With the Brush Tool Active right-click inside the image to bring the brush set and pick a soft round brush from there.
Set the Foreground Color to White by clicking the Foreground/Background color box.
Now Reveal the black/white or desaturated effect on the hair.
In order to add color back to hair, we can use Color Blend Mode.
Create a new layer by pressing CTRL + SHIFT + N and clip this layer. To clip a layer Right-Click on it and choose Create Clipping Mask. Change the blending mode of this layer to Color.
You need to clip this newly created to Hue/Saturation.
Sample the color from the model hair by pressing the ALT/OPTION KEY and make sure you’ve selected the Brush Tool, I think the model has brunette hair, so I selected the hair and painted on the hair.

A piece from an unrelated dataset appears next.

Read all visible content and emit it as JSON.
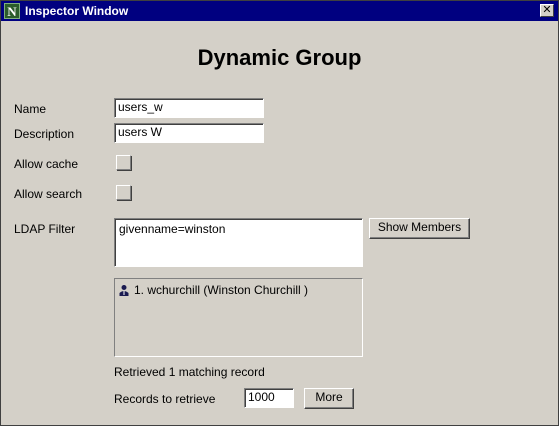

In the below image, you can notice the model has the blue color on the right-arm and she also has green color on the left-arm.
Although, green might be suiting the skin hair as we have green color in our new background. But the blue color needs to be removed.
To do so, create a new layer and clip it to layer underneath it.
Again change the blending mode to Color and sample the color from the model skin. Make sure you pick the dark shade color of the skin as the edges of the arm are bit darken.
Using a soft round brush, paint the color on the skin.
In the end, you can see we’ve changed the background of an image.
In the Select and Mask workspace, go to the View menu and choose a view mode.
For example, if you choose the Overlay view, selected areas appear transparent and non-selected areas are highlighted in red. You can drag the Transparency/Opacity slider to control the opacity of the red overlay.